PROBLEM DETAILS =
Reproduce the entries beneath exactly, without their images.

[Opening INPUT FOR THIS TASK section]

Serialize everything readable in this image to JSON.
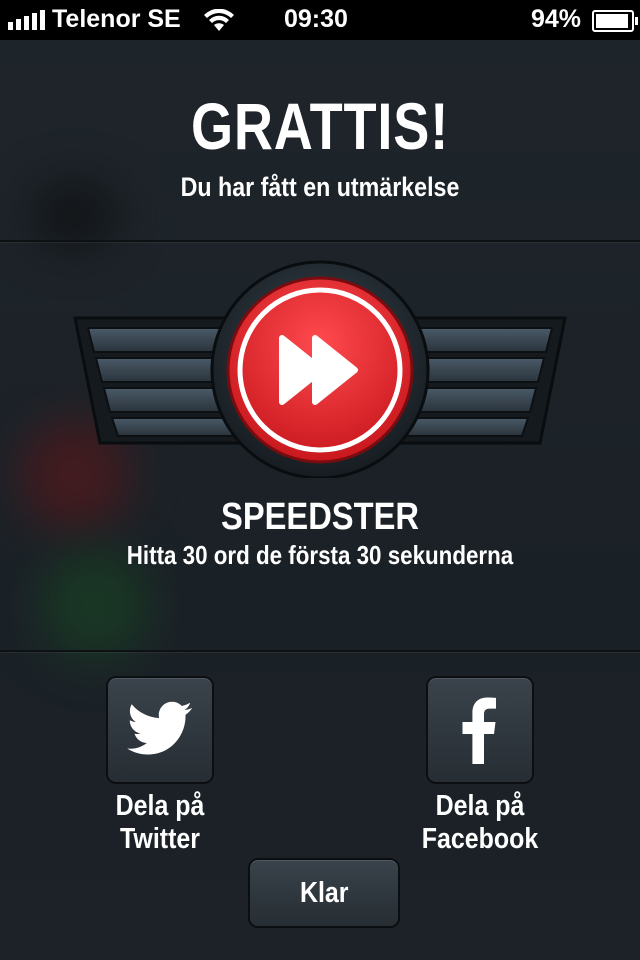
{
  "status_bar": {
    "carrier": "Telenor SE",
    "time": "09:30",
    "battery_percent": "94%",
    "signal_bars": 5,
    "battery_level": 0.94
  },
  "dialog": {
    "title": "GRATTIS!",
    "subtitle": "Du har fått en utmärkelse",
    "award": {
      "name": "SPEEDSTER",
      "description": "Hitta 30 ord de första 30 sekunderna",
      "icon": "fast-forward-icon",
      "badge_color": "#e8262c"
    },
    "share": {
      "twitter_label": "Dela på Twitter",
      "facebook_label": "Dela på Facebook"
    },
    "done_label": "Klar"
  }
}
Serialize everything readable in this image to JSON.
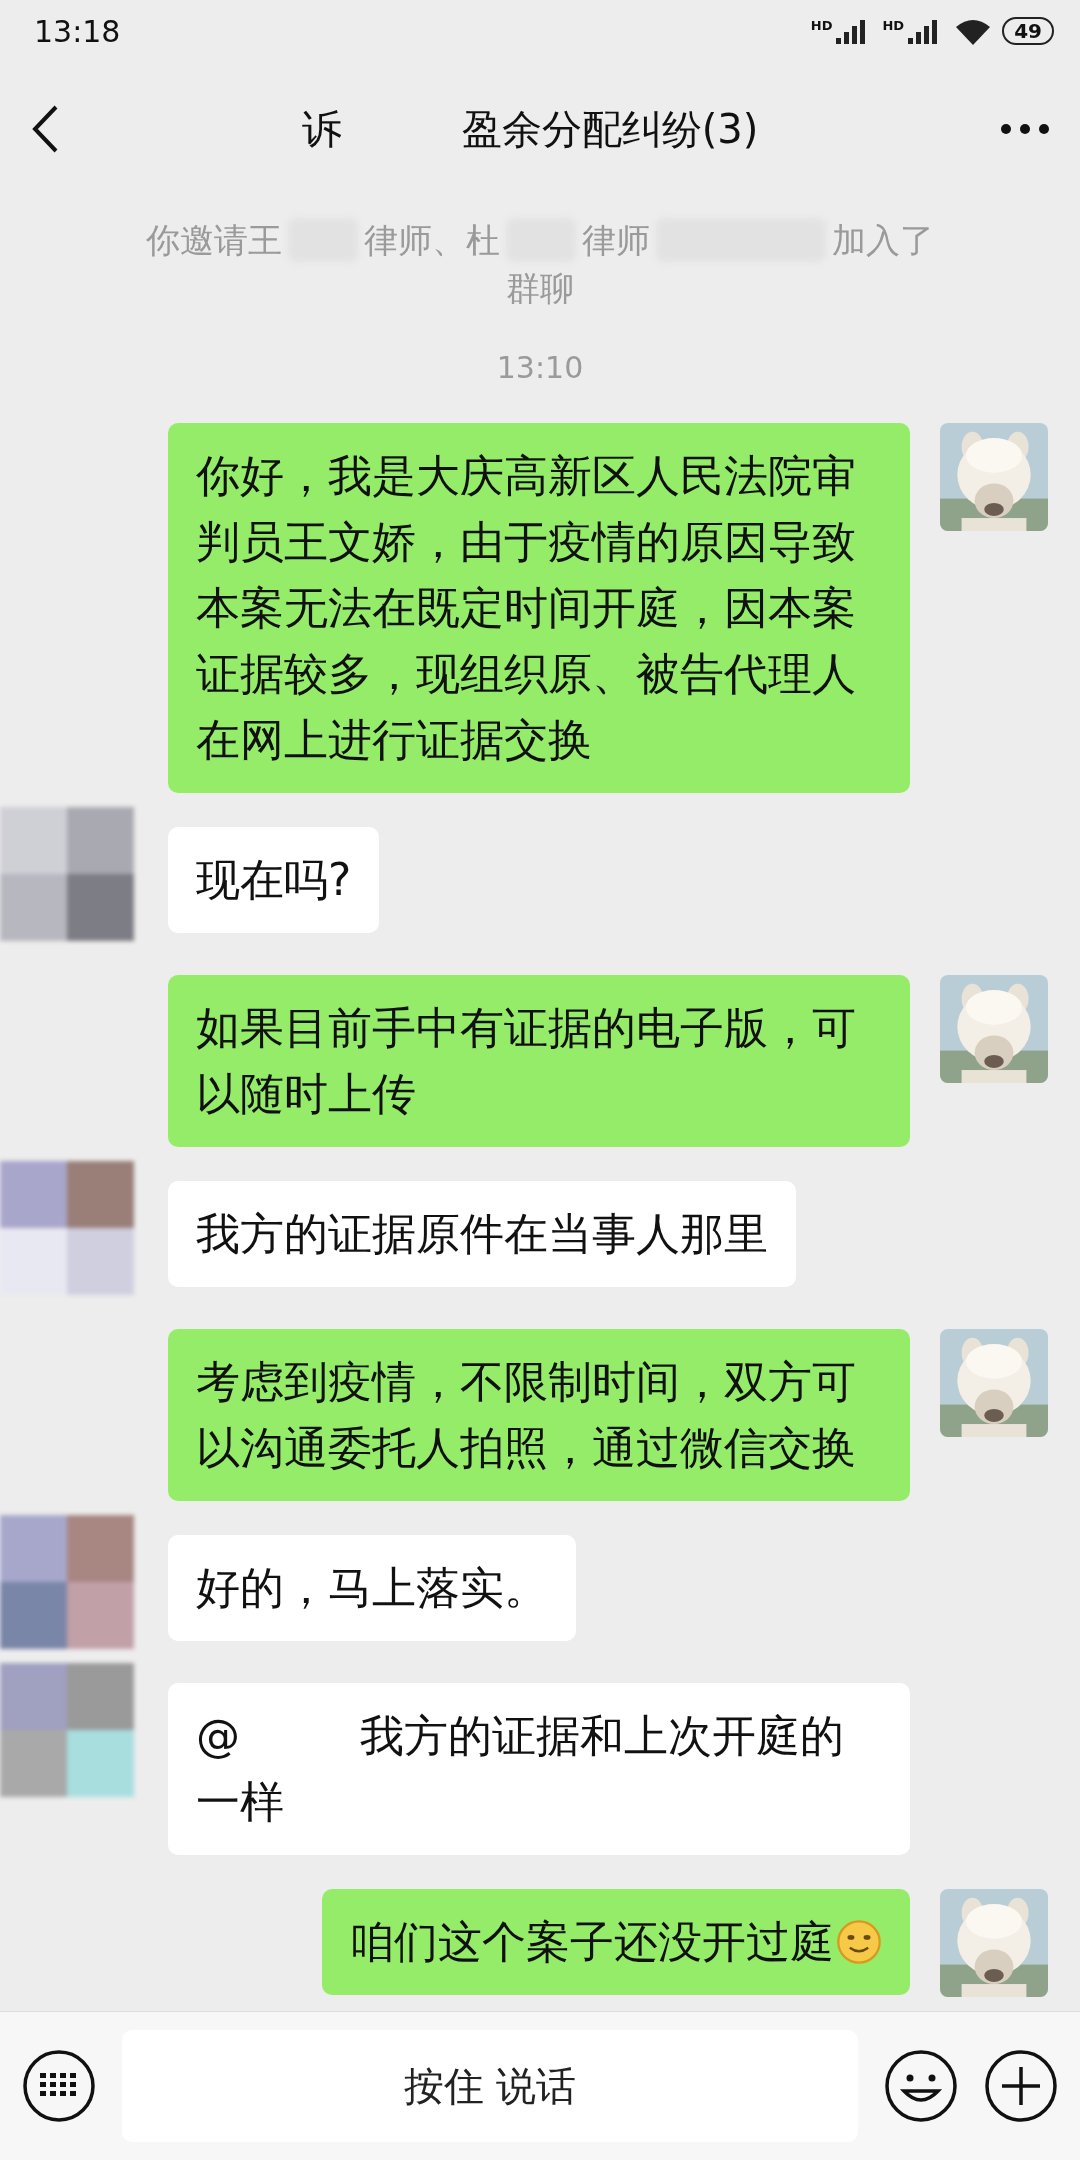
{
  "status_bar": {
    "time": "13:18",
    "signal_labels": [
      "HD",
      "HD"
    ],
    "battery": "49"
  },
  "header": {
    "title_segments": [
      "诉",
      "盈余分配纠纷(3)"
    ]
  },
  "messages": [
    {
      "kind": "system",
      "segments": [
        "你邀请王",
        "律师、杜",
        "律师",
        "加入了"
      ],
      "tail": "群聊"
    },
    {
      "kind": "time",
      "text": "13:10"
    },
    {
      "kind": "out",
      "text": "你好，我是大庆高新区人民法院审判员王文娇，由于疫情的原因导致本案无法在既定时间开庭，因本案证据较多，现组织原、被告代理人在网上进行证据交换"
    },
    {
      "kind": "in",
      "segments": [
        "现在吗?"
      ]
    },
    {
      "kind": "out",
      "text": "如果目前手中有证据的电子版，可以随时上传"
    },
    {
      "kind": "in",
      "segments": [
        "我方的证据原件在当事人那里"
      ]
    },
    {
      "kind": "out",
      "text": "考虑到疫情，不限制时间，双方可以沟通委托人拍照，通过微信交换"
    },
    {
      "kind": "in",
      "segments": [
        "好的，马上落实。"
      ]
    },
    {
      "kind": "in",
      "segments": [
        "@",
        "我方的证据和上次开庭的一样"
      ]
    },
    {
      "kind": "out",
      "text": "咱们这个案子还没开过庭",
      "emoji": true
    }
  ],
  "input_bar": {
    "voice_button": "按住 说话"
  }
}
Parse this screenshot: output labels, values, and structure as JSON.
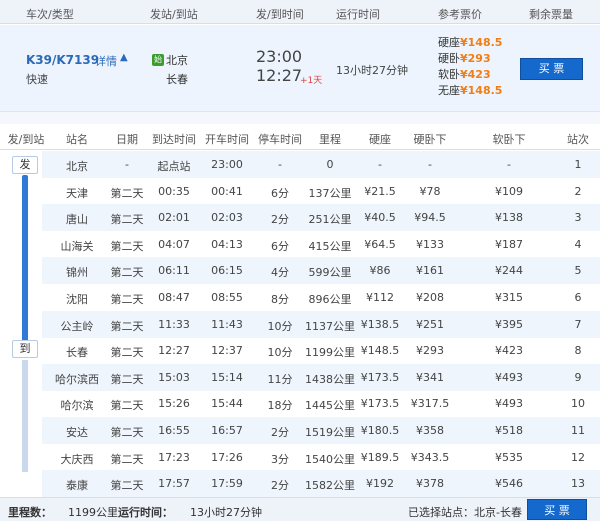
{
  "header": {
    "train_type": "车次/类型",
    "stations": "发站/到站",
    "times": "发/到时间",
    "duration": "运行时间",
    "fares": "参考票价",
    "remaining": "剩余票量"
  },
  "train": {
    "code": "K39/K7139",
    "detail_link": "详情",
    "type": "快速",
    "from_icon": "始",
    "from": "北京",
    "to": "长春",
    "depart": "23:00",
    "arrive": "12:27",
    "plus_day": "+1天",
    "duration": "13小时27分钟",
    "fares": [
      {
        "label": "硬座",
        "price": "¥148.5"
      },
      {
        "label": "硬卧",
        "price": "¥293"
      },
      {
        "label": "软卧",
        "price": "¥423"
      },
      {
        "label": "无座",
        "price": "¥148.5"
      }
    ],
    "buy_label": "买 票"
  },
  "columns": [
    "发/到站",
    "站名",
    "日期",
    "到达时间",
    "开车时间",
    "停车时间",
    "里程",
    "硬座",
    "硬卧下",
    "软卧下",
    "站次"
  ],
  "badges": {
    "depart": "发",
    "arrive": "到"
  },
  "stops": [
    [
      "北京",
      "-",
      "起点站",
      "23:00",
      "-",
      "0",
      "-",
      "-",
      "-",
      "1"
    ],
    [
      "天津",
      "第二天",
      "00:35",
      "00:41",
      "6分",
      "137公里",
      "¥21.5",
      "¥78",
      "¥109",
      "2"
    ],
    [
      "唐山",
      "第二天",
      "02:01",
      "02:03",
      "2分",
      "251公里",
      "¥40.5",
      "¥94.5",
      "¥138",
      "3"
    ],
    [
      "山海关",
      "第二天",
      "04:07",
      "04:13",
      "6分",
      "415公里",
      "¥64.5",
      "¥133",
      "¥187",
      "4"
    ],
    [
      "锦州",
      "第二天",
      "06:11",
      "06:15",
      "4分",
      "599公里",
      "¥86",
      "¥161",
      "¥244",
      "5"
    ],
    [
      "沈阳",
      "第二天",
      "08:47",
      "08:55",
      "8分",
      "896公里",
      "¥112",
      "¥208",
      "¥315",
      "6"
    ],
    [
      "公主岭",
      "第二天",
      "11:33",
      "11:43",
      "10分",
      "1137公里",
      "¥138.5",
      "¥251",
      "¥395",
      "7"
    ],
    [
      "长春",
      "第二天",
      "12:27",
      "12:37",
      "10分",
      "1199公里",
      "¥148.5",
      "¥293",
      "¥423",
      "8"
    ],
    [
      "哈尔滨西",
      "第二天",
      "15:03",
      "15:14",
      "11分",
      "1438公里",
      "¥173.5",
      "¥341",
      "¥493",
      "9"
    ],
    [
      "哈尔滨",
      "第二天",
      "15:26",
      "15:44",
      "18分",
      "1445公里",
      "¥173.5",
      "¥317.5",
      "¥493",
      "10"
    ],
    [
      "安达",
      "第二天",
      "16:55",
      "16:57",
      "2分",
      "1519公里",
      "¥180.5",
      "¥358",
      "¥518",
      "11"
    ],
    [
      "大庆西",
      "第二天",
      "17:23",
      "17:26",
      "3分",
      "1540公里",
      "¥189.5",
      "¥343.5",
      "¥535",
      "12"
    ],
    [
      "泰康",
      "第二天",
      "17:57",
      "17:59",
      "2分",
      "1582公里",
      "¥192",
      "¥378",
      "¥546",
      "13"
    ]
  ],
  "footer": {
    "distance_label": "里程数：",
    "distance": "1199公里",
    "runtime_label": "运行时间：",
    "runtime": "13小时27分钟",
    "selected": "已选择站点：北京-长春",
    "buy_label": "买 票"
  }
}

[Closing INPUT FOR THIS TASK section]

SOLUTION TO THE EXERCISE =
Serialize everything readable in this image to JSON.
{
  "status_bar": {
    "carrier": "Telenor SE",
    "time": "09:30",
    "battery_percent": "94%",
    "signal_bars": 5,
    "battery_level": 0.94
  },
  "dialog": {
    "title": "GRATTIS!",
    "subtitle": "Du har fått en utmärkelse",
    "award": {
      "name": "SPEEDSTER",
      "description": "Hitta 30 ord de första 30 sekunderna",
      "icon": "fast-forward-icon",
      "badge_color": "#e8262c"
    },
    "share": {
      "twitter_label": "Dela på Twitter",
      "facebook_label": "Dela på Facebook"
    },
    "done_label": "Klar"
  }
}
Serialize everything readable in this image to JSON.
{
  "status_bar": {
    "time": "13:18",
    "signal_labels": [
      "HD",
      "HD"
    ],
    "battery": "49"
  },
  "header": {
    "title_segments": [
      "诉",
      "盈余分配纠纷(3)"
    ]
  },
  "messages": [
    {
      "kind": "system",
      "segments": [
        "你邀请王",
        "律师、杜",
        "律师",
        "加入了"
      ],
      "tail": "群聊"
    },
    {
      "kind": "time",
      "text": "13:10"
    },
    {
      "kind": "out",
      "text": "你好，我是大庆高新区人民法院审判员王文娇，由于疫情的原因导致本案无法在既定时间开庭，因本案证据较多，现组织原、被告代理人在网上进行证据交换"
    },
    {
      "kind": "in",
      "segments": [
        "现在吗?"
      ]
    },
    {
      "kind": "out",
      "text": "如果目前手中有证据的电子版，可以随时上传"
    },
    {
      "kind": "in",
      "segments": [
        "我方的证据原件在当事人那里"
      ]
    },
    {
      "kind": "out",
      "text": "考虑到疫情，不限制时间，双方可以沟通委托人拍照，通过微信交换"
    },
    {
      "kind": "in",
      "segments": [
        "好的，马上落实。"
      ]
    },
    {
      "kind": "in",
      "segments": [
        "@",
        "我方的证据和上次开庭的一样"
      ]
    },
    {
      "kind": "out",
      "text": "咱们这个案子还没开过庭",
      "emoji": true
    }
  ],
  "input_bar": {
    "voice_button": "按住 说话"
  }
}
Parse this screenshot: output labels, values, and structure as JSON.
{
  "header": {
    "train_type": "车次/类型",
    "stations": "发站/到站",
    "times": "发/到时间",
    "duration": "运行时间",
    "fares": "参考票价",
    "remaining": "剩余票量"
  },
  "train": {
    "code": "K39/K7139",
    "detail_link": "详情",
    "type": "快速",
    "from_icon": "始",
    "from": "北京",
    "to": "长春",
    "depart": "23:00",
    "arrive": "12:27",
    "plus_day": "+1天",
    "duration": "13小时27分钟",
    "fares": [
      {
        "label": "硬座",
        "price": "¥148.5"
      },
      {
        "label": "硬卧",
        "price": "¥293"
      },
      {
        "label": "软卧",
        "price": "¥423"
      },
      {
        "label": "无座",
        "price": "¥148.5"
      }
    ],
    "buy_label": "买 票"
  },
  "columns": [
    "发/到站",
    "站名",
    "日期",
    "到达时间",
    "开车时间",
    "停车时间",
    "里程",
    "硬座",
    "硬卧下",
    "软卧下",
    "站次"
  ],
  "badges": {
    "depart": "发",
    "arrive": "到"
  },
  "stops": [
    [
      "北京",
      "-",
      "起点站",
      "23:00",
      "-",
      "0",
      "-",
      "-",
      "-",
      "1"
    ],
    [
      "天津",
      "第二天",
      "00:35",
      "00:41",
      "6分",
      "137公里",
      "¥21.5",
      "¥78",
      "¥109",
      "2"
    ],
    [
      "唐山",
      "第二天",
      "02:01",
      "02:03",
      "2分",
      "251公里",
      "¥40.5",
      "¥94.5",
      "¥138",
      "3"
    ],
    [
      "山海关",
      "第二天",
      "04:07",
      "04:13",
      "6分",
      "415公里",
      "¥64.5",
      "¥133",
      "¥187",
      "4"
    ],
    [
      "锦州",
      "第二天",
      "06:11",
      "06:15",
      "4分",
      "599公里",
      "¥86",
      "¥161",
      "¥244",
      "5"
    ],
    [
      "沈阳",
      "第二天",
      "08:47",
      "08:55",
      "8分",
      "896公里",
      "¥112",
      "¥208",
      "¥315",
      "6"
    ],
    [
      "公主岭",
      "第二天",
      "11:33",
      "11:43",
      "10分",
      "1137公里",
      "¥138.5",
      "¥251",
      "¥395",
      "7"
    ],
    [
      "长春",
      "第二天",
      "12:27",
      "12:37",
      "10分",
      "1199公里",
      "¥148.5",
      "¥293",
      "¥423",
      "8"
    ],
    [
      "哈尔滨西",
      "第二天",
      "15:03",
      "15:14",
      "11分",
      "1438公里",
      "¥173.5",
      "¥341",
      "¥493",
      "9"
    ],
    [
      "哈尔滨",
      "第二天",
      "15:26",
      "15:44",
      "18分",
      "1445公里",
      "¥173.5",
      "¥317.5",
      "¥493",
      "10"
    ],
    [
      "安达",
      "第二天",
      "16:55",
      "16:57",
      "2分",
      "1519公里",
      "¥180.5",
      "¥358",
      "¥518",
      "11"
    ],
    [
      "大庆西",
      "第二天",
      "17:23",
      "17:26",
      "3分",
      "1540公里",
      "¥189.5",
      "¥343.5",
      "¥535",
      "12"
    ],
    [
      "泰康",
      "第二天",
      "17:57",
      "17:59",
      "2分",
      "1582公里",
      "¥192",
      "¥378",
      "¥546",
      "13"
    ]
  ],
  "footer": {
    "distance_label": "里程数：",
    "distance": "1199公里",
    "runtime_label": "运行时间：",
    "runtime": "13小时27分钟",
    "selected": "已选择站点：北京-长春",
    "buy_label": "买 票"
  }
}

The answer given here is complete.